All of the program’s members’ needs will be taken care of, Foskey said.

“We intend to give them the skills they need to succeed in life. We will introduce them to Jesus, not demand they accept Jesus,” Foskey said.

Continued Foskey, “...If they want an education, then we are going to bridge the gap with Cleveland State. Whatever these women need we will find a way to provide.”

There will be three sleeping rooms at the center. Two bunk beds will be situated in each room. The ideal number for the program is 10 clients at a time with a full-time female and male staff member. Foskey said the male staff will not sleep in the same room as the females. He will be utilized as extra safety for the women.

Before Foskey and her team can help the clients, she said she needs the community’s help to make the center possible.

“They have given us free rent for the first month [until Feb. 25]. This is where I need the help of the community,” Foskey said. “At Heavenly Treasures we do not make a lot of money. Everything goes back into the ministry and pays the bills.”

Foskey is asking for 100 people, 100 churches or a combination of both to pledge a covenant with the center for $100 a month.

“This will guarantee we will be able to operate here and no one coming in here will lack anything they need,” Foskey said.

She asked for skilled laborers, volunteers and donations for everything from books to computer systems and hardwood.

“These computers do not have to be state-of-the-art. If you want to give [newer ones] that is fine, but I will take the dinosaurs,” Foskey said.

She asked people to remember the need in their own backyards.

“Overseas mission work is needed and it is a wonderful thing.
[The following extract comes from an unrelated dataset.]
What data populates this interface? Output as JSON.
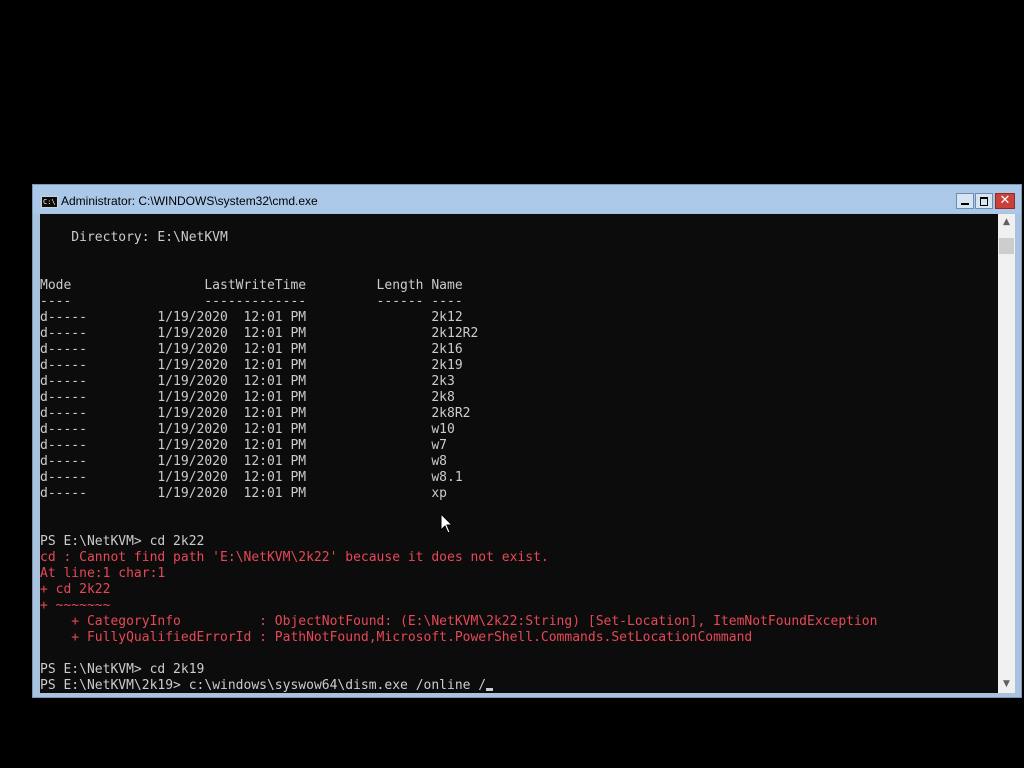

When I watch those stories for Feed the Children, and I see those little babies with their bellies out, it makes me cry. It touches my heart,” Foskey said.

“We have a mission field right here. We have people starving to death right here. We have people who do not have homes right here.”

Continued Foskey, “We have mothers and fathers out there who do not know how they are going to feed their children tonight.”

She said the need is all around Cleveland and Bradley County.

“It is the very same thing you see which so breaks our heart and touches us is right here in our own backyard,” Foskey said.